Emotional Wellness – expressing feelings, coping with stress, enjoying life, adjusting to emotional challenges. This dimension can also include self-compassion for oneself and others without judgement, recognizing limitations, expressing feelings, self-care routines for relaxation and emotional health, and cultivating positive and empowering thoughts, or seeking help to grow in this area.
Don't forget to give yourself grace as you evaluate the dimensions of wellness in your life that could use replenishing. Working towards finding personal harmony with the eight wellness dimensions, can help you become better equipped to cope with 2020, and beyond.
Teresa Jacobson is a Doctor of Behavioral Health and Licensed Professional Clinical Counselor Supervisor who is counseling Ohio and Kentucky adults of all ages and life experiences via secure Telehealth/Video visits. A strength-based, person-centered multi-cultural counselor, with an existential philosophy, Teresa can be reached by emailing firstname.lastname@example.org, calling (513) 206-3026, or visiting https://www.steppingtowardserenity.org
Hook, B. (2018). A guide to resilience and wellbeing. The Resilience Institute. https://resiliencei.com/2018/07/guide-resilience-wellbeing/
Stoewen, D.L. (2017). Dimensions of wellness: Change your habits, change your life.

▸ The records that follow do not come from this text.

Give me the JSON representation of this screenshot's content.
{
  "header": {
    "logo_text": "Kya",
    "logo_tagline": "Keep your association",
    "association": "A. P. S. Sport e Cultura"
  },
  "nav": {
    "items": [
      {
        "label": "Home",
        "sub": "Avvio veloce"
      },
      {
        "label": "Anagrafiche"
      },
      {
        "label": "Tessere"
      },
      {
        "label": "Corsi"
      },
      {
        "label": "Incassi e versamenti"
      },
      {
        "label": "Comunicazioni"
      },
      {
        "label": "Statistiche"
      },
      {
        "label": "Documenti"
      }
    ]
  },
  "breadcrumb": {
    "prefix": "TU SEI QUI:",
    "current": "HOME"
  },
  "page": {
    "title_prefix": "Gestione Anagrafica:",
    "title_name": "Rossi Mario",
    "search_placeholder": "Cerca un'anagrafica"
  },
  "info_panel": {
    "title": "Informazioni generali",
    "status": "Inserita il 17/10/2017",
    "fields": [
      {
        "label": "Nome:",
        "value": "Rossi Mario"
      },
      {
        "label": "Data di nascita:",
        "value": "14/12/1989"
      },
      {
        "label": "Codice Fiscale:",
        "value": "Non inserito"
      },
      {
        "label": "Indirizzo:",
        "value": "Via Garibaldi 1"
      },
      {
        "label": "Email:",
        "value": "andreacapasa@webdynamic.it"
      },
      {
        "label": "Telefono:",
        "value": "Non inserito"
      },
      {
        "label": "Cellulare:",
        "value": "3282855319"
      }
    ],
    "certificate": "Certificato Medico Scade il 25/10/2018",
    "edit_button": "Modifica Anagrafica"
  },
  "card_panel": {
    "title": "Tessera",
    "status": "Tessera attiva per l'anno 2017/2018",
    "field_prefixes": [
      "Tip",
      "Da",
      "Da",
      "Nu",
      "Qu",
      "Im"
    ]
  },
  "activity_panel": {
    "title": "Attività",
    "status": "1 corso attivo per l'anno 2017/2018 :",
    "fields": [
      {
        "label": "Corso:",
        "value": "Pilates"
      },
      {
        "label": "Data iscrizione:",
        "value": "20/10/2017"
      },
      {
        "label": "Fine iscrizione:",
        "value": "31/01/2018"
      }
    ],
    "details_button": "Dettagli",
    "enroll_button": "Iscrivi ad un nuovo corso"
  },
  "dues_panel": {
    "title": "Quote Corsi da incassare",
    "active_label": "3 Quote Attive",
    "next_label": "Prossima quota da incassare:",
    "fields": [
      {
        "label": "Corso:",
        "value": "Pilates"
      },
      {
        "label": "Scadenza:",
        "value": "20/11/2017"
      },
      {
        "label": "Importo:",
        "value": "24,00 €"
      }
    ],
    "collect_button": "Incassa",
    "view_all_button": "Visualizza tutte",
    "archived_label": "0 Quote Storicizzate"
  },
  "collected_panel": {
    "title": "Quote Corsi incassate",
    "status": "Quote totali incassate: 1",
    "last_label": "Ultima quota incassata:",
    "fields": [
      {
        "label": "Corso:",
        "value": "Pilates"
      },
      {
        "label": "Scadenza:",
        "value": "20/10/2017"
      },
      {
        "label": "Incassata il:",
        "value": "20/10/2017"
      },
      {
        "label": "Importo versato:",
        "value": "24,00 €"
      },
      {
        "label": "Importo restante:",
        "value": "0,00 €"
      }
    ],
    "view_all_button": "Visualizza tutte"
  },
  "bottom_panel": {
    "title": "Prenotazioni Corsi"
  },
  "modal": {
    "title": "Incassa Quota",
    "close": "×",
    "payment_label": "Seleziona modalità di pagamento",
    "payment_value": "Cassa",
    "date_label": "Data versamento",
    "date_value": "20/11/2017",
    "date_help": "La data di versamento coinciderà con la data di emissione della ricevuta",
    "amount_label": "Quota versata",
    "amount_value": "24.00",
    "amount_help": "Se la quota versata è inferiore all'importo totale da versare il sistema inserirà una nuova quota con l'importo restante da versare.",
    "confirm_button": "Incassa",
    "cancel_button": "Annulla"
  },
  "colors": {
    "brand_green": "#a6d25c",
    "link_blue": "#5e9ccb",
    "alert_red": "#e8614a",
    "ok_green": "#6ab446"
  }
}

CVJ 58:861-862.
Substance Abuse and Mental Health Services Administration (2016). Creating a healthier life: A step-by-step guide to wellness. www.samhsa.gov/wellness-initiative
Substance Abuse and Mental Health Services Administration (2012). Learn the eight dimensions of wellness. https://store.samhsa.gov/product/Learn-the-Eight-Dimensions-of-Wellness-Poster-/SMA16-4953